Print the records below exactly as they appear. Omit all pictures.

● Task data:
*-*-*

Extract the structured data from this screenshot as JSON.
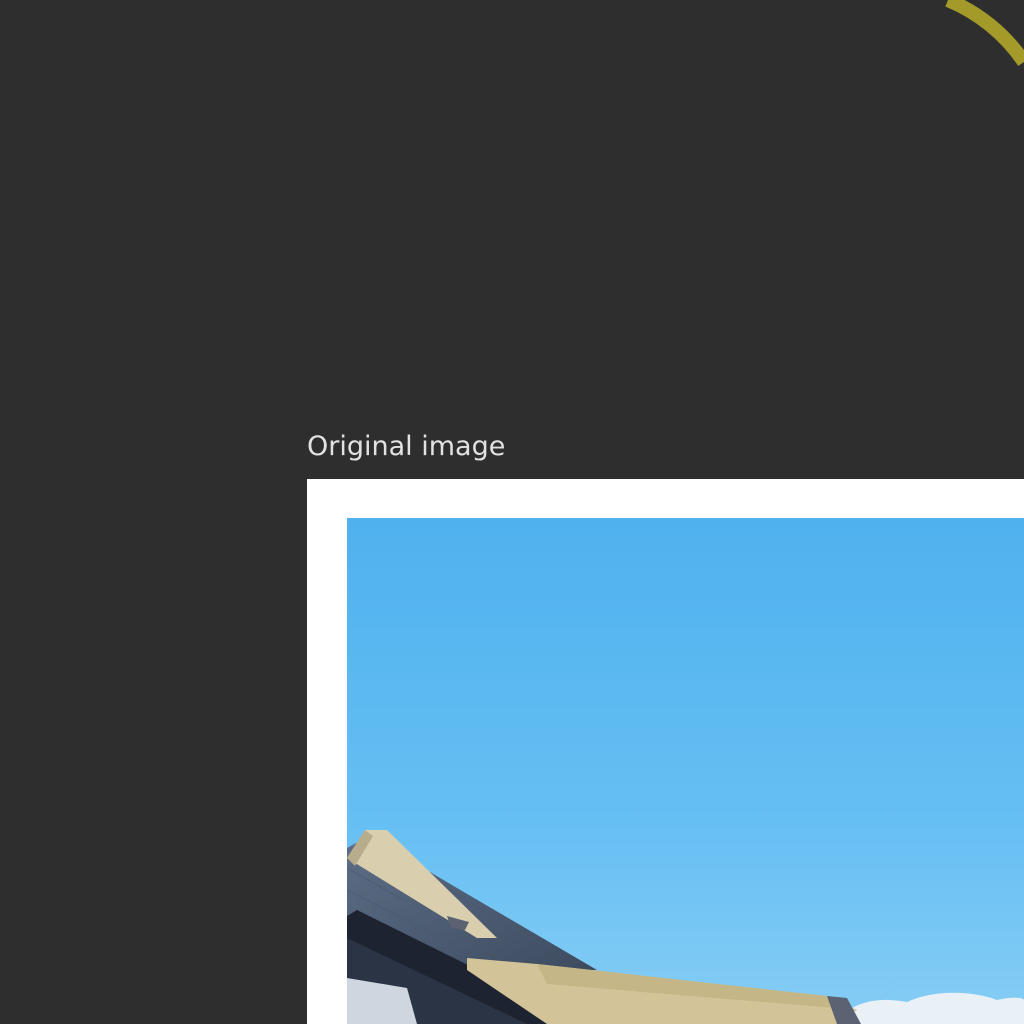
{
  "section": {
    "label": "Original image"
  },
  "photo": {
    "description_icon": "photo-house-roof-blue-sky"
  },
  "colors": {
    "background": "#2e2e2e",
    "accent": "#a39a2a",
    "label_text": "#e2e2e2",
    "frame": "#ffffff"
  }
}
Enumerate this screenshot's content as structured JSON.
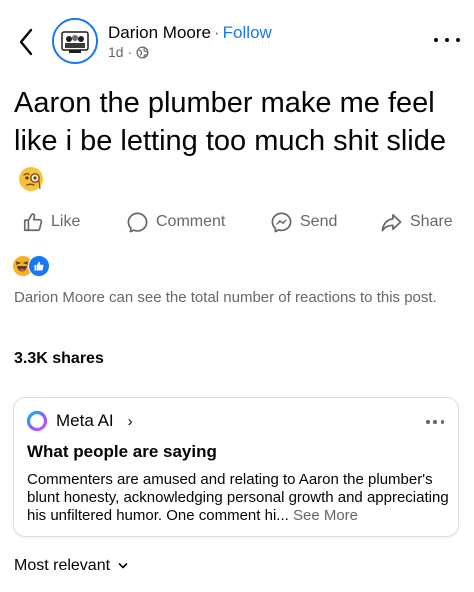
{
  "header": {
    "author": "Darion Moore",
    "separator": "·",
    "follow_label": "Follow",
    "time": "1d",
    "time_separator": "·"
  },
  "post": {
    "text": "Aaron the plumber make me feel like i be letting too much shit slide"
  },
  "actions": {
    "like": "Like",
    "comment": "Comment",
    "send": "Send",
    "share": "Share"
  },
  "reactions": {
    "note": "Darion Moore can see the total number of reactions to this post."
  },
  "shares": "3.3K shares",
  "meta_ai": {
    "title": "Meta AI",
    "chevron": "›",
    "heading": "What people are saying",
    "summary": "Commenters are amused and relating to Aaron the plumber's blunt honesty, acknowledging personal growth and appreciating his unfiltered humor. One comment hi...",
    "see_more": "See More"
  },
  "sort": {
    "label": "Most relevant"
  },
  "colors": {
    "accent": "#1877f2",
    "secondary_text": "#65676b"
  }
}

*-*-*

● Finished task:
Extract the structured data from this screenshot as JSON.
{
  "section": {
    "label": "Original image"
  },
  "photo": {
    "description_icon": "photo-house-roof-blue-sky"
  },
  "colors": {
    "background": "#2e2e2e",
    "accent": "#a39a2a",
    "label_text": "#e2e2e2",
    "frame": "#ffffff"
  }
}
Enumerate this screenshot's content as structured JSON.
{
  "header": {
    "author": "Darion Moore",
    "separator": "·",
    "follow_label": "Follow",
    "time": "1d",
    "time_separator": "·"
  },
  "post": {
    "text": "Aaron the plumber make me feel like i be letting too much shit slide"
  },
  "actions": {
    "like": "Like",
    "comment": "Comment",
    "send": "Send",
    "share": "Share"
  },
  "reactions": {
    "note": "Darion Moore can see the total number of reactions to this post."
  },
  "shares": "3.3K shares",
  "meta_ai": {
    "title": "Meta AI",
    "chevron": "›",
    "heading": "What people are saying",
    "summary": "Commenters are amused and relating to Aaron the plumber's blunt honesty, acknowledging personal growth and appreciating his unfiltered humor. One comment hi...",
    "see_more": "See More"
  },
  "sort": {
    "label": "Most relevant"
  },
  "colors": {
    "accent": "#1877f2",
    "secondary_text": "#65676b"
  }
}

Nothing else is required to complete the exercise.